The United States has a vast amount of deadly plutonium, which terrorists would love to get their hands on. Under another agreement, Washington and Moscow each are required to render unusable for weapons 34 metric tons of plutonium. The purpose is twofold: keep the material out of the hands of bad guys, and eliminate the possibility of the two countries themselves using it again for weapons.
An Energy Department website says the two countries combined have 68 metric tons designated for destruction – enough to make 17,000 nuclear weapons. But the United States has no permanent plan for what to do with its share.
Plutonium must be made permanently inaccessible because it has a radioactive half-life of 24,000 years.
Source: America’s nuclear headache: old plutonium with nowhere to go
Why would lawmakers, who seem prepared to think about long-term dangers to Americans, nevertheless deny that climate change is an important risk?
We cannot speak for the congressmen, but we quizzed everyone we talked to for this story. They came up with some interesting possibilities to explain a worldview that cares about asteroids, but is unconcerned about climate.

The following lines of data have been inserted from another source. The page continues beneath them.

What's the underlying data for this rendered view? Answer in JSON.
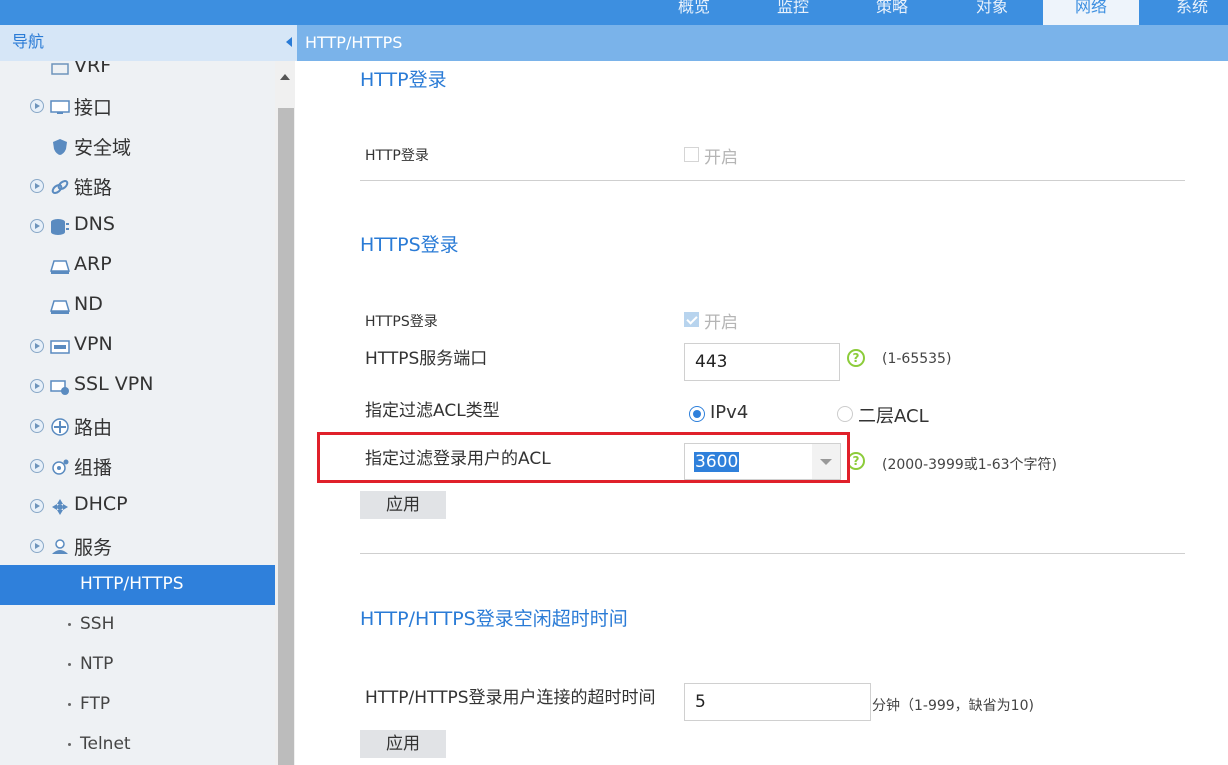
{
  "top_tabs": [
    "概览",
    "监控",
    "策略",
    "对象",
    "网络",
    "系统"
  ],
  "active_tab": "网络",
  "nav_header": "导航",
  "page_header": "HTTP/HTTPS",
  "sidebar": {
    "partial_item": "VRF",
    "items": [
      {
        "label": "接口",
        "icon": "interface-icon",
        "expandable": true
      },
      {
        "label": "安全域",
        "icon": "shield-icon",
        "expandable": false
      },
      {
        "label": "链路",
        "icon": "link-icon",
        "expandable": true
      },
      {
        "label": "DNS",
        "icon": "database-icon",
        "expandable": true
      },
      {
        "label": "ARP",
        "icon": "arp-icon",
        "expandable": false
      },
      {
        "label": "ND",
        "icon": "nd-icon",
        "expandable": false
      },
      {
        "label": "VPN",
        "icon": "vpn-icon",
        "expandable": true
      },
      {
        "label": "SSL VPN",
        "icon": "sslvpn-icon",
        "expandable": true
      },
      {
        "label": "路由",
        "icon": "route-icon",
        "expandable": true
      },
      {
        "label": "组播",
        "icon": "multicast-icon",
        "expandable": true
      },
      {
        "label": "DHCP",
        "icon": "dhcp-icon",
        "expandable": true
      },
      {
        "label": "服务",
        "icon": "service-icon",
        "expandable": true,
        "expanded": true
      }
    ],
    "sub_items": [
      "HTTP/HTTPS",
      "SSH",
      "NTP",
      "FTP",
      "Telnet"
    ],
    "active_sub": "HTTP/HTTPS"
  },
  "http_section": {
    "title": "HTTP登录",
    "label": "HTTP登录",
    "checkbox_text": "开启",
    "checked": false
  },
  "https_section": {
    "title": "HTTPS登录",
    "label": "HTTPS登录",
    "checkbox_text": "开启",
    "checked": true,
    "port_label": "HTTPS服务端口",
    "port_value": "443",
    "port_hint": "(1-65535)",
    "acl_type_label": "指定过滤ACL类型",
    "acl_type_options": [
      "IPv4",
      "二层ACL"
    ],
    "acl_type_selected": "IPv4",
    "acl_label": "指定过滤登录用户的ACL",
    "acl_value": "3600",
    "acl_hint": "(2000-3999或1-63个字符)",
    "apply": "应用"
  },
  "timeout_section": {
    "title": "HTTP/HTTPS登录空闲超时时间",
    "label": "HTTP/HTTPS登录用户连接的超时时间",
    "value": "5",
    "hint": "分钟（1-999，缺省为10)",
    "apply": "应用"
  },
  "colors": {
    "accent": "#2f80db",
    "topbar": "#3d8fe0",
    "highlight": "#e0202a",
    "help": "#8ccc3a"
  }
}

Eric Wolff, an Earth scientist at the University of Cambridge, notes that asteroids could come for anyone—regardless of socioeconomic status. With climate change, however, the wealthy—particularly those living in developed nations—have far more resources to move or adapt to a warmed world. D.C. politicians might not be inclined to worry too much about it.

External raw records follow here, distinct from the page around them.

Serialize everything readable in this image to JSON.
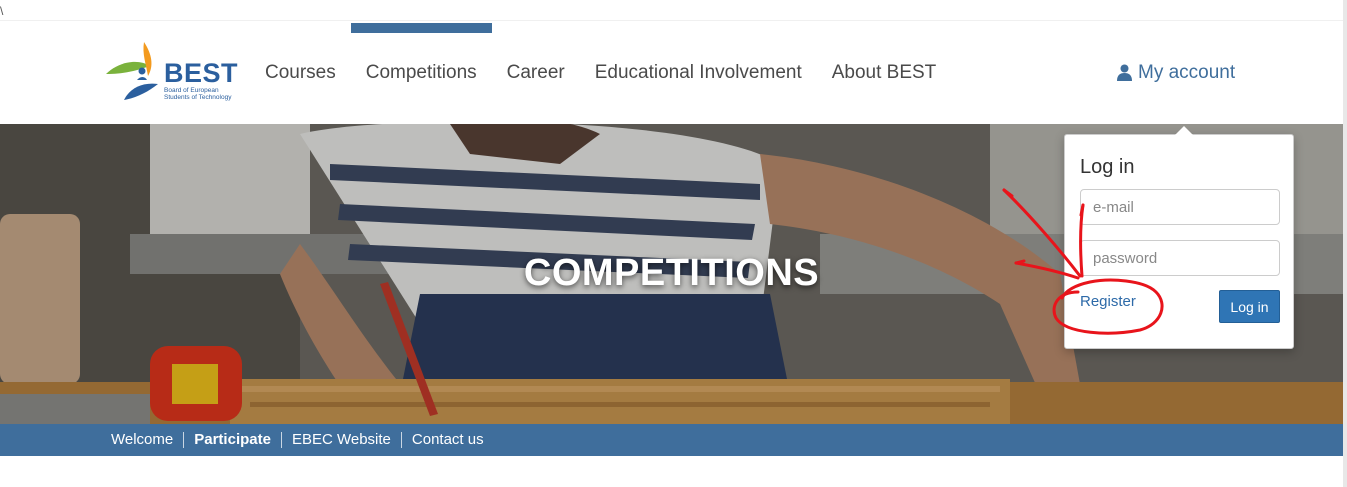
{
  "corner_mark": "\\",
  "logo": {
    "word": "BEST",
    "sub": "Board of European Students of Technology"
  },
  "nav": {
    "items": [
      {
        "label": "Courses"
      },
      {
        "label": "Competitions"
      },
      {
        "label": "Career"
      },
      {
        "label": "Educational Involvement"
      },
      {
        "label": "About BEST"
      }
    ],
    "active": "Competitions",
    "account_label": "My account"
  },
  "hero": {
    "title": "COMPETITIONS"
  },
  "subnav": {
    "items": [
      {
        "label": "Welcome"
      },
      {
        "label": "Participate"
      },
      {
        "label": "EBEC Website"
      },
      {
        "label": "Contact us"
      }
    ]
  },
  "login": {
    "title": "Log in",
    "email_placeholder": "e-mail",
    "password_placeholder": "password",
    "register_label": "Register",
    "submit_label": "Log in"
  },
  "colors": {
    "brand_blue": "#3f6e9c",
    "link_blue": "#2d6aa8",
    "button_blue": "#2f75b5",
    "annotation_red": "#e8141b"
  },
  "icons": {
    "account": "user-icon"
  }
}
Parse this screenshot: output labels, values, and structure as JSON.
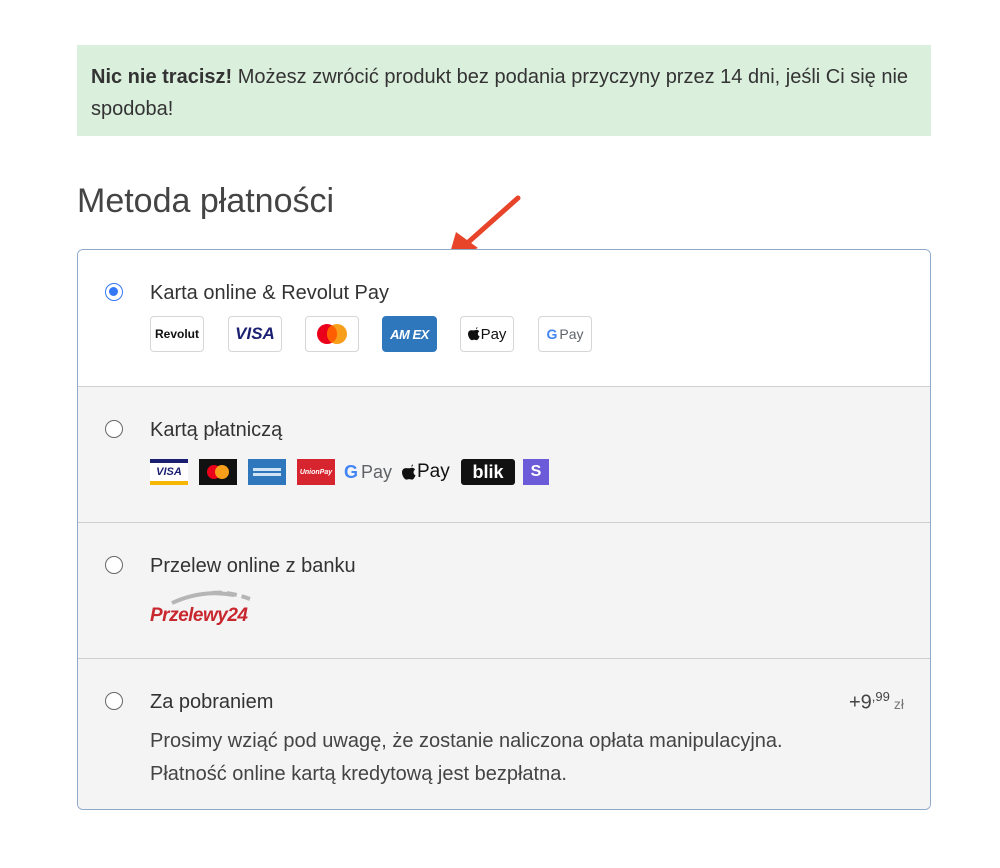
{
  "notice": {
    "bold": "Nic nie tracisz!",
    "text": " Możesz zwrócić produkt bez podania przyczyny przez 14 dni, jeśli Ci się nie spodoba!"
  },
  "payment": {
    "title": "Metoda płatności",
    "options": [
      {
        "label": "Karta online & Revolut Pay",
        "selected": true,
        "badges": [
          "Revolut",
          "VISA",
          "Mastercard",
          "AMEX",
          "Apple Pay",
          "Google Pay"
        ],
        "badge_text": {
          "revolut": "Revolut",
          "visa": "VISA",
          "amex": "AM EX",
          "applepay": "Pay",
          "gpay": "Pay"
        }
      },
      {
        "label": "Kartą płatniczą",
        "selected": false,
        "logos": [
          "VISA",
          "Mastercard",
          "American Express",
          "UnionPay",
          "Google Pay",
          "Apple Pay",
          "BLIK",
          "S"
        ],
        "logo_text": {
          "visa": "VISA",
          "unionpay": "UnionPay",
          "gpay": "Pay",
          "applepay": "Pay",
          "blik": "blik",
          "s": "S"
        }
      },
      {
        "label": "Przelew online z banku",
        "selected": false,
        "logo_text": "Przelewy24"
      },
      {
        "label": "Za pobraniem",
        "selected": false,
        "price_main": "+9",
        "price_decimals": ",99",
        "currency": "zł",
        "description_line1": "Prosimy wziąć pod uwagę, że zostanie naliczona opłata manipulacyjna.",
        "description_line2": "Płatność online kartą kredytową jest bezpłatna."
      }
    ]
  },
  "colors": {
    "notice_bg": "#dbefdd",
    "accent": "#3478f6",
    "arrow": "#e8442a",
    "panel_border": "#8fa9c9"
  }
}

Source: Some Republicans in Congress Are Worried About Asteroids Crashing Into Earth—but Not About Climate Change – Pacific Standard
Sen. Chuck Grassley (R-Iowa) said his committee will take up legislation to protect special counsel Robert Mueller despite opposition from Senate Majority Leader Mitch McConnell (R-Ky.).
“They got together, so I feel an obligation to keep my word and move forward,” Grassley said when asked if he would still give the special counsel legislation a vote.
Source: Senate panel moving ahead with Mueller bill despite McConnell opposition | TheHill
More than 40 House Democratic candidates outraised Republican incumbents in the first fundraising quarter of 2018, another booming fundraising period for the left.
By comparison, Republican challengers outraised Democratic incumbents in just two seats, according to the Cook Political Report.
Source: More than 40 Dem House challengers outraising GOP incumbents | TheHill
If the president fires Deputy Attorney General Rod Rosenstein, no one can plead a similar lack of notice. The warnings have been ample. On Tuesday, CNN that the president was considering firing Rosenstein with renewed “urgency following the raid of the office of the President’s personal lawyer.”
The Washington Post reported Wednesday evening that ousted White House adviser Steve Bannon is pushing the idea of firing Rosenstein as a way to “cripple the federal probe into Russian interference in the 2016 election” led by Special Counsel Robert Mueller.
According to the Post, Trump “yelled about Rosenstein and Attorney General Jeff Sessions for several hours Monday and has continued to complain about them since.”
CNN reported Thursday that the White House has begun prepping anti-Rosenstein talking points.
Source: Six Takeaways From Trump’s Threats Against Rod Rosenstein – Lawfare
The IRS electronic filing system crashed in the early-morning hours of tax filing deadline day, the acting head of the tax agency announced in a congressional hearing. The crash affected the transmission of tax payments from paid providers and tax software companies like H&R Block and Turbo Tax.
“On my way over here this morning, I was told that a number of IRS systems are unavailable at the moment” said acting IRS Commissioner David Kautter at an April 17 hearing of the House Oversight and Government Reform Committee.
Source: IRS systems crash on tax day — FCW